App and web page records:
■ ■ ■ ■

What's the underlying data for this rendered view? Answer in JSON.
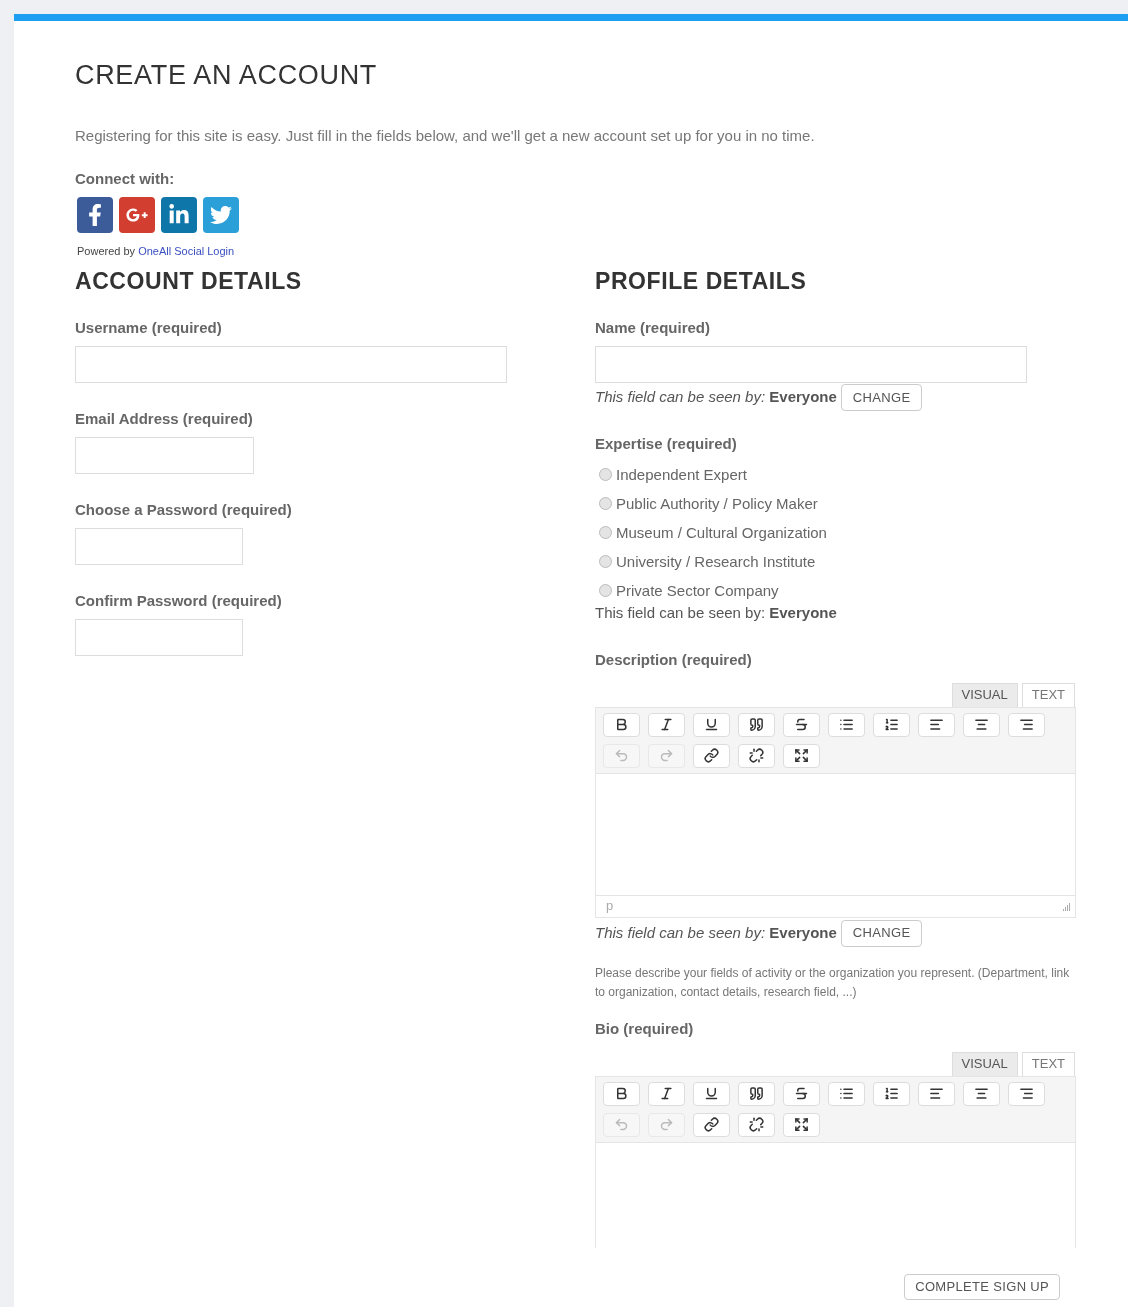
{
  "page_title": "CREATE AN ACCOUNT",
  "intro": "Registering for this site is easy. Just fill in the fields below, and we'll get a new account set up for you in no time.",
  "social": {
    "label": "Connect with:",
    "providers": [
      {
        "kind": "facebook"
      },
      {
        "kind": "google"
      },
      {
        "kind": "linkedin"
      },
      {
        "kind": "twitter"
      }
    ],
    "powered_by": "Powered by",
    "powered_link": "OneAll Social Login"
  },
  "account": {
    "heading": "ACCOUNT DETAILS",
    "fields": [
      {
        "label": "Username (required)",
        "kind": "text"
      },
      {
        "label": "Email Address (required)",
        "kind": "email"
      },
      {
        "label": "Choose a Password (required)",
        "kind": "password"
      },
      {
        "label": "Confirm Password (required)",
        "kind": "password"
      }
    ]
  },
  "profile": {
    "heading": "PROFILE DETAILS",
    "name": {
      "label": "Name (required)",
      "visibility": "*This field can be seen by:* **Everyone**",
      "change_button": "CHANGE"
    },
    "expertise": {
      "label": "Expertise (required)",
      "options": [
        {
          "label": "Independent Expert",
          "selected": false
        },
        {
          "label": "Public Authority / Policy Maker",
          "selected": false
        },
        {
          "label": "Museum / Cultural Organization",
          "selected": false
        },
        {
          "label": "University / Research Institute",
          "selected": false
        },
        {
          "label": "Private Sector Company",
          "selected": false
        }
      ],
      "visibility": "This field can be seen by: **Everyone**"
    },
    "description": {
      "label": "Description (required)",
      "tabs": [
        {
          "label": "VISUAL",
          "selected": true
        },
        {
          "label": "TEXT",
          "selected": false
        }
      ],
      "toolbar": [
        {
          "buttons": [
            {
              "kind": "bold",
              "disabled": false
            },
            {
              "kind": "italic",
              "disabled": false
            },
            {
              "kind": "underline",
              "disabled": false
            },
            {
              "kind": "quote",
              "disabled": false
            },
            {
              "kind": "strikethrough",
              "disabled": false
            },
            {
              "kind": "bullets",
              "disabled": false
            },
            {
              "kind": "numbers",
              "disabled": false
            },
            {
              "kind": "align-left",
              "disabled": false
            },
            {
              "kind": "align-center",
              "disabled": false
            },
            {
              "kind": "align-right",
              "disabled": false
            }
          ]
        },
        {
          "buttons": [
            {
              "kind": "undo",
              "disabled": true
            },
            {
              "kind": "redo",
              "disabled": true
            },
            {
              "kind": "link",
              "disabled": false
            },
            {
              "kind": "unlink",
              "disabled": false
            },
            {
              "kind": "fullscreen",
              "disabled": false
            }
          ]
        }
      ],
      "status_path": "p",
      "visibility": "*This field can be seen by:* **Everyone**",
      "change_button": "CHANGE",
      "help": "Please describe your fields of activity or the organization you represent. (Department, link to organization, contact details, research field, ...)"
    },
    "bio": {
      "label": "Bio (required)",
      "tabs": [
        {
          "label": "VISUAL",
          "selected": true
        },
        {
          "label": "TEXT",
          "selected": false
        }
      ],
      "toolbar": [
        {
          "buttons": [
            {
              "kind": "bold",
              "disabled": false
            },
            {
              "kind": "italic",
              "disabled": false
            },
            {
              "kind": "underline",
              "disabled": false
            },
            {
              "kind": "quote",
              "disabled": false
            },
            {
              "kind": "strikethrough",
              "disabled": false
            },
            {
              "kind": "bullets",
              "disabled": false
            },
            {
              "kind": "numbers",
              "disabled": false
            },
            {
              "kind": "align-left",
              "disabled": false
            },
            {
              "kind": "align-center",
              "disabled": false
            },
            {
              "kind": "align-right",
              "disabled": false
            }
          ]
        },
        {
          "buttons": [
            {
              "kind": "undo",
              "disabled": true
            },
            {
              "kind": "redo",
              "disabled": true
            },
            {
              "kind": "link",
              "disabled": false
            },
            {
              "kind": "unlink",
              "disabled": false
            },
            {
              "kind": "fullscreen",
              "disabled": false
            }
          ]
        }
      ]
    }
  },
  "submit": "COMPLETE SIGN UP"
}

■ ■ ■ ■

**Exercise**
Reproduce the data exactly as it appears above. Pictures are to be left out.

**Answer to this exercise**
What's the underlying data for this rendered view? Answer in JSON.
{
  "page_title": "CREATE AN ACCOUNT",
  "intro": "Registering for this site is easy. Just fill in the fields below, and we'll get a new account set up for you in no time.",
  "social": {
    "label": "Connect with:",
    "providers": [
      {
        "kind": "facebook"
      },
      {
        "kind": "google"
      },
      {
        "kind": "linkedin"
      },
      {
        "kind": "twitter"
      }
    ],
    "powered_by": "Powered by",
    "powered_link": "OneAll Social Login"
  },
  "account": {
    "heading": "ACCOUNT DETAILS",
    "fields": [
      {
        "label": "Username (required)",
        "kind": "text"
      },
      {
        "label": "Email Address (required)",
        "kind": "email"
      },
      {
        "label": "Choose a Password (required)",
        "kind": "password"
      },
      {
        "label": "Confirm Password (required)",
        "kind": "password"
      }
    ]
  },
  "profile": {
    "heading": "PROFILE DETAILS",
    "name": {
      "label": "Name (required)",
      "visibility": "*This field can be seen by:* **Everyone**",
      "change_button": "CHANGE"
    },
    "expertise": {
      "label": "Expertise (required)",
      "options": [
        {
          "label": "Independent Expert",
          "selected": false
        },
        {
          "label": "Public Authority / Policy Maker",
          "selected": false
        },
        {
          "label": "Museum / Cultural Organization",
          "selected": false
        },
        {
          "label": "University / Research Institute",
          "selected": false
        },
        {
          "label": "Private Sector Company",
          "selected": false
        }
      ],
      "visibility": "This field can be seen by: **Everyone**"
    },
    "description": {
      "label": "Description (required)",
      "tabs": [
        {
          "label": "VISUAL",
          "selected": true
        },
        {
          "label": "TEXT",
          "selected": false
        }
      ],
      "toolbar": [
        {
          "buttons": [
            {
              "kind": "bold",
              "disabled": false
            },
            {
              "kind": "italic",
              "disabled": false
            },
            {
              "kind": "underline",
              "disabled": false
            },
            {
              "kind": "quote",
              "disabled": false
            },
            {
              "kind": "strikethrough",
              "disabled": false
            },
            {
              "kind": "bullets",
              "disabled": false
            },
            {
              "kind": "numbers",
              "disabled": false
            },
            {
              "kind": "align-left",
              "disabled": false
            },
            {
              "kind": "align-center",
              "disabled": false
            },
            {
              "kind": "align-right",
              "disabled": false
            }
          ]
        },
        {
          "buttons": [
            {
              "kind": "undo",
              "disabled": true
            },
            {
              "kind": "redo",
              "disabled": true
            },
            {
              "kind": "link",
              "disabled": false
            },
            {
              "kind": "unlink",
              "disabled": false
            },
            {
              "kind": "fullscreen",
              "disabled": false
            }
          ]
        }
      ],
      "status_path": "p",
      "visibility": "*This field can be seen by:* **Everyone**",
      "change_button": "CHANGE",
      "help": "Please describe your fields of activity or the organization you represent. (Department, link to organization, contact details, research field, ...)"
    },
    "bio": {
      "label": "Bio (required)",
      "tabs": [
        {
          "label": "VISUAL",
          "selected": true
        },
        {
          "label": "TEXT",
          "selected": false
        }
      ],
      "toolbar": [
        {
          "buttons": [
            {
              "kind": "bold",
              "disabled": false
            },
            {
              "kind": "italic",
              "disabled": false
            },
            {
              "kind": "underline",
              "disabled": false
            },
            {
              "kind": "quote",
              "disabled": false
            },
            {
              "kind": "strikethrough",
              "disabled": false
            },
            {
              "kind": "bullets",
              "disabled": false
            },
            {
              "kind": "numbers",
              "disabled": false
            },
            {
              "kind": "align-left",
              "disabled": false
            },
            {
              "kind": "align-center",
              "disabled": false
            },
            {
              "kind": "align-right",
              "disabled": false
            }
          ]
        },
        {
          "buttons": [
            {
              "kind": "undo",
              "disabled": true
            },
            {
              "kind": "redo",
              "disabled": true
            },
            {
              "kind": "link",
              "disabled": false
            },
            {
              "kind": "unlink",
              "disabled": false
            },
            {
              "kind": "fullscreen",
              "disabled": false
            }
          ]
        }
      ]
    }
  },
  "submit": "COMPLETE SIGN UP"
}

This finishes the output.